Skip to content
January 28, 2014 / schulerbooks

Bird Box, by Josh Malerman


Three years ago, the world died a horrible, violent death.

The murder started quietly, with jumbled and uncertain reports on the news and internet. People just started going crazy — killing others and then themselves in desperately gruesome ways after being exposed to… something.

But by the time the authorities realized they had a real problem, whatever was causing it had spread too fast, and gone too far. And then there was nothing anyone could do but shutter their windows, bar their doors, and avoid seeing whatever was driving the others insane.

So it is that a woman has survived.

Her name is Malorie, and she has two small children that were born in the house by the river. She has trained them since their birth to be silent, to wake up with their eyes closed, and to be able to listen so intently that they can identify just about anything by the sound it makes, or does not make.

It’s not a great life, there in the house by the river. There is no time for sentiment or kindness. There is only the cold calculus of their survival — a survival risked every time Malorie goes outside to get water from the well, or throw out waste.

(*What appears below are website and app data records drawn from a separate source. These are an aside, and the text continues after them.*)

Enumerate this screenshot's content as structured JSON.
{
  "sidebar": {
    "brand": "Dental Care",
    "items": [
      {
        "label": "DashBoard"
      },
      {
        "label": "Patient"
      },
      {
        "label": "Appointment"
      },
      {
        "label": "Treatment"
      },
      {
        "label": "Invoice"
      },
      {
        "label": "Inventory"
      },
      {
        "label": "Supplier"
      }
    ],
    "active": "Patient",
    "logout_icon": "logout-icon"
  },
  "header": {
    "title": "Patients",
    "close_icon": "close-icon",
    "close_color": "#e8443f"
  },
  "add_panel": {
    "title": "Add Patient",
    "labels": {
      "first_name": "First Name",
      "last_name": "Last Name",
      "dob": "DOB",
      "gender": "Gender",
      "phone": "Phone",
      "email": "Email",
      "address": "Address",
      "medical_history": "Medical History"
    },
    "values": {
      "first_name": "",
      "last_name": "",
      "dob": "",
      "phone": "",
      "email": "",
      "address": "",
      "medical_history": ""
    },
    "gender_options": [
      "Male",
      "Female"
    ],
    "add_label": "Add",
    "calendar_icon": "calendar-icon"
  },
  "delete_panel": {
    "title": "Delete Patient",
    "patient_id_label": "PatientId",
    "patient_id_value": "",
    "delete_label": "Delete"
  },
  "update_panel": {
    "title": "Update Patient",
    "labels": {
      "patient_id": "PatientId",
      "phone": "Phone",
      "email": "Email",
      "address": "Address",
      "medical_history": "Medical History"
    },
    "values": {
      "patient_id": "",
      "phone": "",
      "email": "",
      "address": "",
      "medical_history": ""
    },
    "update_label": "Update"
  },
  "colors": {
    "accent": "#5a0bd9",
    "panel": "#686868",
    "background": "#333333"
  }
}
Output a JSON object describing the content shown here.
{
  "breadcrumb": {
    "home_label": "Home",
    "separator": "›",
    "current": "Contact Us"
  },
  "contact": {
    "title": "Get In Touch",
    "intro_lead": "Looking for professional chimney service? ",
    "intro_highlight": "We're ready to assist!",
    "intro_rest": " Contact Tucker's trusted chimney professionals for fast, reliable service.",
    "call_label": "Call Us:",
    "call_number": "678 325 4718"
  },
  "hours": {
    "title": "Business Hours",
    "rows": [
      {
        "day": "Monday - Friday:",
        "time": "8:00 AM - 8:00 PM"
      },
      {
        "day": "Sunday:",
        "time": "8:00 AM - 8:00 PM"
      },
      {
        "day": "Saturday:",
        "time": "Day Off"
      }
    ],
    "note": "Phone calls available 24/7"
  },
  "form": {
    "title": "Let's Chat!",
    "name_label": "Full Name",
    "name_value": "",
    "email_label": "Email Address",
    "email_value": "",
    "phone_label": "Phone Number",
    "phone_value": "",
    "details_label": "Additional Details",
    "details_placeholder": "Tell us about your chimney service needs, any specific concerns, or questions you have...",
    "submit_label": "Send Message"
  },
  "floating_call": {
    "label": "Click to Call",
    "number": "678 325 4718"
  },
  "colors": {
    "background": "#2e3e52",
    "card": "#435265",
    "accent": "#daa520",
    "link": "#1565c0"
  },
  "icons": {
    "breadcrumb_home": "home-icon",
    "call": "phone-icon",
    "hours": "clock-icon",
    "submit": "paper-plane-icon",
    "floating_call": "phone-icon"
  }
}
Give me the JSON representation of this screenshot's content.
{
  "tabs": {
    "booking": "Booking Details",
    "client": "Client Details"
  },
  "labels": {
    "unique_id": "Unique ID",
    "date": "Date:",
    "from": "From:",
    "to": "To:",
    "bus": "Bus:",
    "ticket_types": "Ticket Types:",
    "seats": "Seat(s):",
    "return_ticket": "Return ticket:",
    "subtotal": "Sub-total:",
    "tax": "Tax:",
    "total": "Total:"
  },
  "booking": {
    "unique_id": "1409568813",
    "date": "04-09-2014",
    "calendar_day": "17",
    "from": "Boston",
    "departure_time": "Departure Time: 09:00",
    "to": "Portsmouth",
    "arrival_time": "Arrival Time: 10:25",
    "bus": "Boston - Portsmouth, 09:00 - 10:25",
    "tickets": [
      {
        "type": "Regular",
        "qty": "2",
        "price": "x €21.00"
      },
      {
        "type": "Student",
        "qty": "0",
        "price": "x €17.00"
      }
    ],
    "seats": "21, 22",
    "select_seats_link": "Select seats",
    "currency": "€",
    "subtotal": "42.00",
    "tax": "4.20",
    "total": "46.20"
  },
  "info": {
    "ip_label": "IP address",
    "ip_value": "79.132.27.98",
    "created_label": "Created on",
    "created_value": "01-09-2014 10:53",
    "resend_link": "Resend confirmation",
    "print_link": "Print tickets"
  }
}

And when she does, the only defenses she has against murderous madness are the children, their ears, and a blindfold.

It’s not a great life, no, but it’s better than the alternative. At least there is shelter within the house. At least they have some measure of security, there.

At least they have each other.

But one day — knowing that this existence cannot continue — Malorie decides that they must leave that house. The children are old enough to make the journey, now. And the longer she waits, the less likely the years-old promise of a complete stranger may still be valid.

The promise of a better, safer place, and a different life for her children, and herself.

And so Malorie gathers up the children and leaves the house that has protected them. They have a boat, waiting in the river. They have an understanding of the journey, and they have each other.

All they have to do is make the trip completely blind, with nothing to protect them but their wits, their ears, and a blindfold.

A blindfold that can never be taken off, no matter what may happen…

Merely saying that Josh Malerman’s Bird Box is a stunning debut is seriously selling it short. Indeed, a number of other horror novelists could take lessons from his ability to jump back and forth between past and present without sacrificing the fear of either narrative stream. Malerman’s characters are believable portraits of humanity during a serious crisis against unknown enemies, and he seems to effortlessly evoke a sense of crushing, lurking doom, and a survivor’s logical response to it.

Bird Box is claustrophobic dread at its finest, and a much-needed shot in the arm for the post-apocalyptic genre, which has been over-saturated by zombies for the last few years. It will be out in hardcover in May, 2014, but it’s currently available for pre-order at Schuler Books & Music’s website!

– Jim Tremlett, Eastwood


Leave a Reply

Fill in your details below or click an icon to log in: Logo

You are commenting using your account. Log Out /  Change )

Google+ photo

You are commenting using your Google+ account. Log Out /  Change )

Twitter picture

You are commenting using your Twitter account. Log Out /  Change )

Facebook photo

You are commenting using your Facebook account. Log Out /  Change )


Connecting to %s

%d bloggers like this: